#### [THE TASK]
The entries need to be copied exactly as they stand, images left out.
START MATERIAL TO PROCESS
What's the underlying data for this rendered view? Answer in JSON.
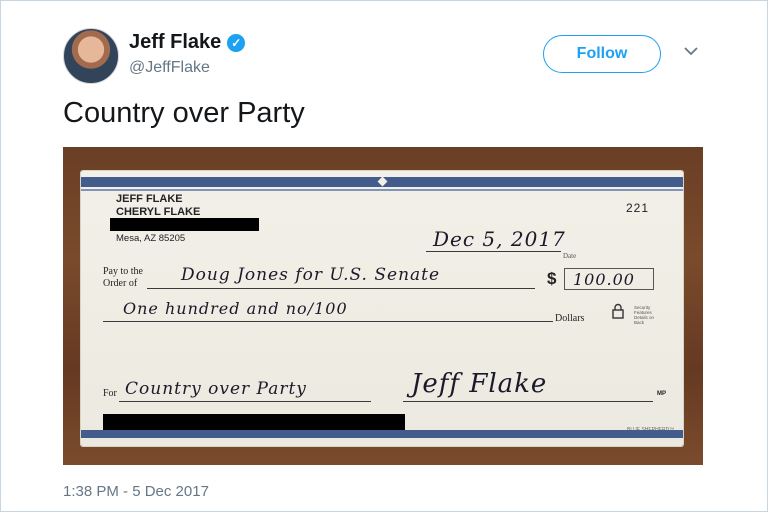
{
  "tweet": {
    "author_name": "Jeff Flake",
    "verified_mark": "✓",
    "handle": "@JeffFlake",
    "follow_label": "Follow",
    "text": "Country over Party",
    "timestamp": "1:38 PM - 5 Dec 2017"
  },
  "check": {
    "name_line1": "JEFF FLAKE",
    "name_line2": "CHERYL FLAKE",
    "city": "Mesa, AZ 85205",
    "number": "221",
    "date_handwritten": "Dec 5, 2017",
    "date_label": "Date",
    "pay_label_1": "Pay to the",
    "pay_label_2": "Order of",
    "payee_handwritten": "Doug Jones for U.S. Senate",
    "dollar_sign": "$",
    "amount_handwritten": "100.00",
    "amount_words_handwritten": "One hundred  and  no/100",
    "dollars_label": "Dollars",
    "security_label": "Security Features Details on Back",
    "for_label": "For",
    "memo_handwritten": "Country over Party",
    "signature_handwritten": "Jeff Flake",
    "mp_label": "MP",
    "printer_label": "BLUE SHEPHERD™"
  },
  "colors": {
    "accent": "#1da1f2",
    "text": "#14171a",
    "secondary_text": "#657786",
    "check_stripe": "#425d8c"
  },
  "icons": [
    "verified-badge-icon",
    "chevron-down-icon",
    "lock-icon"
  ]
}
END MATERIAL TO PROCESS
#### [OUTPUT OF THE EXERCISE]
What's the underlying data for this rendered view? Answer in JSON.
{
  "tweet": {
    "author_name": "Jeff Flake",
    "verified_mark": "✓",
    "handle": "@JeffFlake",
    "follow_label": "Follow",
    "text": "Country over Party",
    "timestamp": "1:38 PM - 5 Dec 2017"
  },
  "check": {
    "name_line1": "JEFF FLAKE",
    "name_line2": "CHERYL FLAKE",
    "city": "Mesa, AZ 85205",
    "number": "221",
    "date_handwritten": "Dec 5, 2017",
    "date_label": "Date",
    "pay_label_1": "Pay to the",
    "pay_label_2": "Order of",
    "payee_handwritten": "Doug Jones for U.S. Senate",
    "dollar_sign": "$",
    "amount_handwritten": "100.00",
    "amount_words_handwritten": "One hundred  and  no/100",
    "dollars_label": "Dollars",
    "security_label": "Security Features Details on Back",
    "for_label": "For",
    "memo_handwritten": "Country over Party",
    "signature_handwritten": "Jeff Flake",
    "mp_label": "MP",
    "printer_label": "BLUE SHEPHERD™"
  },
  "colors": {
    "accent": "#1da1f2",
    "text": "#14171a",
    "secondary_text": "#657786",
    "check_stripe": "#425d8c"
  },
  "icons": [
    "verified-badge-icon",
    "chevron-down-icon",
    "lock-icon"
  ]
}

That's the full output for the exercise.